No, Smead seems to us to be quite the optimist. And China's not an oven ...
You can see the video in full by clicking here:
Posted by samson on 02/09/12 04:06 PM
Bill Smead is accurate in forecasting the developing depression in China.
However with it's economic downfall, the wipeout will include the entire globe. Starvation & discontent will foment massive chaotic actions that
will cause millions of deaths in all third world countries. The US & Europe
will suffer as well with increasing civil disorders. Strident attempts by
Govt's military & police to control the innercity uprisings will resemble
what's currently happening in Syria, Teheran, & Cairo. Kent University was but a harbinger of what's to come in the near future in the US. Don't cover
your eyes & ears, and refuse to observe what's happening in the world. It will begin in earnest by late 2013.
Posted by johnblenkins on 02/08/12 06:05 PM
Deflation/Hyperinflation. The point is the purchasing power of your
PMs. Gold $300 oz bread 2cents a loaf. Your In Front.
Clearly silver will be used in small buys.
Whilst I can see the attraction of a cashless world from TPTB view.
How are they going to facilatate thier Drug Running/Blackops,when the
"customers" can only pay electronicaly?
Posted by delwyn on 02/08/12 04:59 PM
Fear-Based Just like George Soros predicting anarchy in the streets - It will happen. Smead is cooking the same fear-based bread in his oven - deflation will happen - the bread will not rise this time. If one really understands Austrian econoomics you would know a massive credit inflation always ends in a total credit deflation crash. The yeast is dead this time - I'm here to tell you!
The Greater Depression I like to call it. Two or three times as large and long as the 1930's one.

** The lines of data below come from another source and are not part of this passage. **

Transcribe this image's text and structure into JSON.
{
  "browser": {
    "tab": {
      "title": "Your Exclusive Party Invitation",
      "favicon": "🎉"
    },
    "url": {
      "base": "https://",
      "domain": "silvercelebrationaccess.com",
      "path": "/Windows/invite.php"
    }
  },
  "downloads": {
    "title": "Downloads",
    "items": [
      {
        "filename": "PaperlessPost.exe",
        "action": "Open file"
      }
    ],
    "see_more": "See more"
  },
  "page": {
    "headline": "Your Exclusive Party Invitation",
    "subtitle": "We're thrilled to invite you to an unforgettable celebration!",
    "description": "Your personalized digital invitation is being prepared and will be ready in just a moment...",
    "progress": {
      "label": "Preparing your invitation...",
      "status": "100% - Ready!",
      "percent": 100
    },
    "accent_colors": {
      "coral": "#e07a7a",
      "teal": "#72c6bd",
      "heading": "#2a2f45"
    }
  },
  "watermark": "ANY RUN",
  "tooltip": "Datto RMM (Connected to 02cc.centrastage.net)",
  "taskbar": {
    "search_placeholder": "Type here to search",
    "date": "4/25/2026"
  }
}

Liken this to the 1930's not the 1970's. So, your Rothschild Zionists will not go the hyperinflation route as then the money they have lent out would be worthless - same thing happened in the 1930's depression. Too bad the are also playing the World War Three trump card. Click to view link is right about the elite buying up everything at pennies on the dollar, again.
PS Why is it that the world "hyperdeflation" is not in the dictionary; but the word "hyperinflation" is.

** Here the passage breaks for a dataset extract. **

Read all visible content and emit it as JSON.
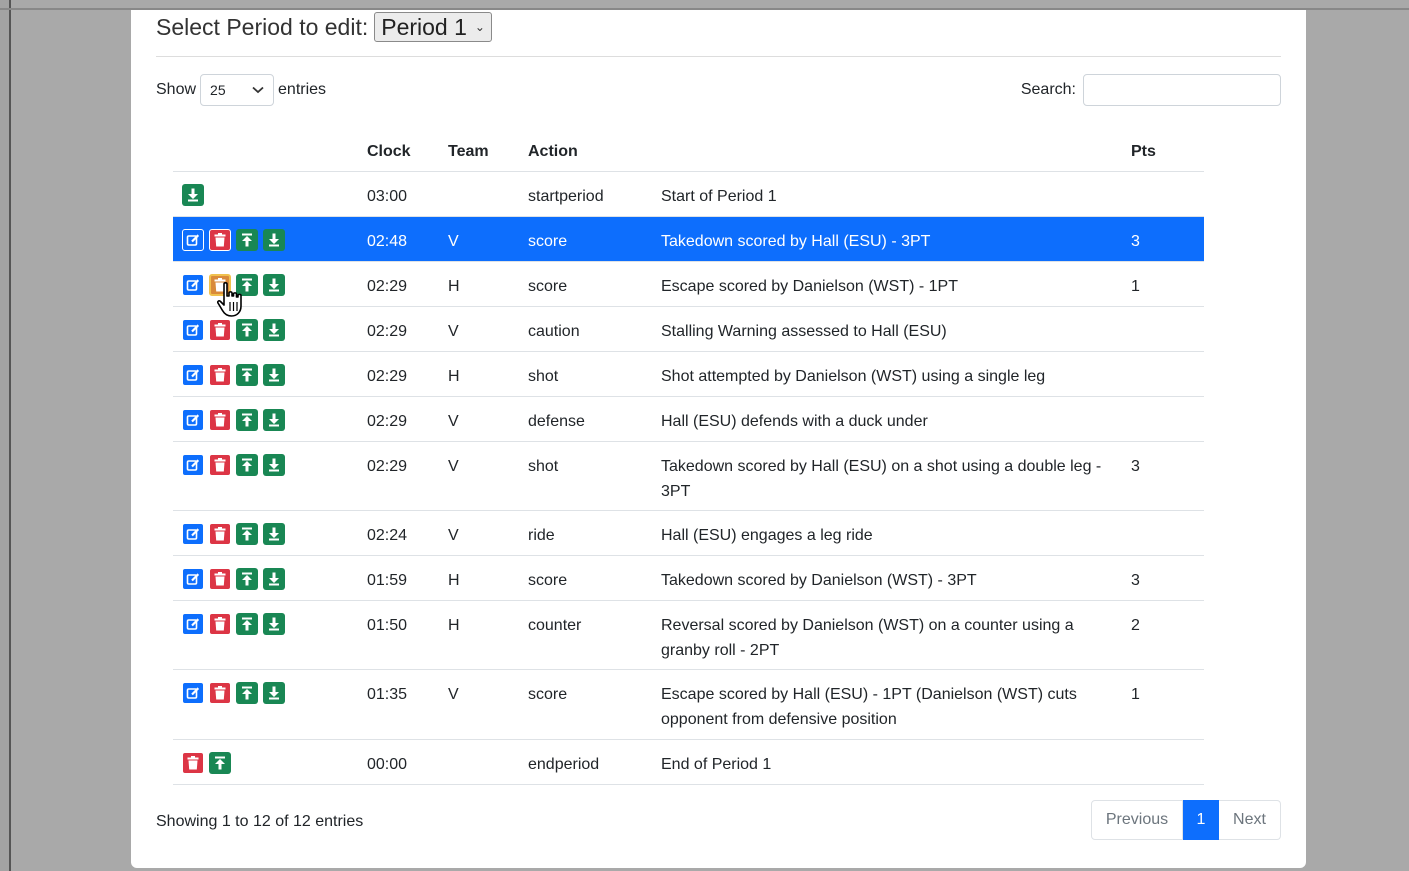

Delwyn Lounsbury - THE DEFLATION GURU
My new website - Click to view link
My deflation websitev - Click to view link
Posted by apberusdisvet on 02/08/12 03:34 PM
Smead is just another elite disinformation specialist, trotted out to the cameras to inject hopium and swat gold bugs. Sorry Smead, we don't buy your crap since we are neither economically illiterate nor mentally challenged. We actually have a PhD in Adanced Connecting the Dots.
Posted by Sloper on 02/08/12 03:29 PM
According to Jim Sinclair, gold will be trading between $1700 and $2200 this year. He has been totally right in his predictions so far.
Posted by dave jr on 02/08/12 03:11 PM
Sheesh. He wouldn't want to state outright that major economies are managed. Who's up for a good ol'fashnioned scrubbin with Grandmas famous lye soap?
Posted by alexsemen on 02/08/12 02:48 PM
We don't need the "answer", we need that this Central Banks-Guverments absolut mess will be gone as soon as possible.
But they "die hard with vengeance episode n-1" and that is a big problem. This is a chronical disease and is generalized at this moment , collapse is the only way out.
I doubt about this ! Never !
Posted by alan wattson on 02/08/12 02:45 PM
Yes, the purchasing power, or value, of money goes up during a deflationary economic contraction or depression. And what is gold?
Posted by tlhaney on 02/08/12 02:21 PM
You must not own any gold or silver. Good. More for us. But you need food more in a crisis. Preferably both and a means to ward off people wanting to buy your food for paper money.
Posted by chad2 on 02/08/12 02:02 PM
He's right, gold is going down. All prices go down in depression. Get over it. Gold is not the answer!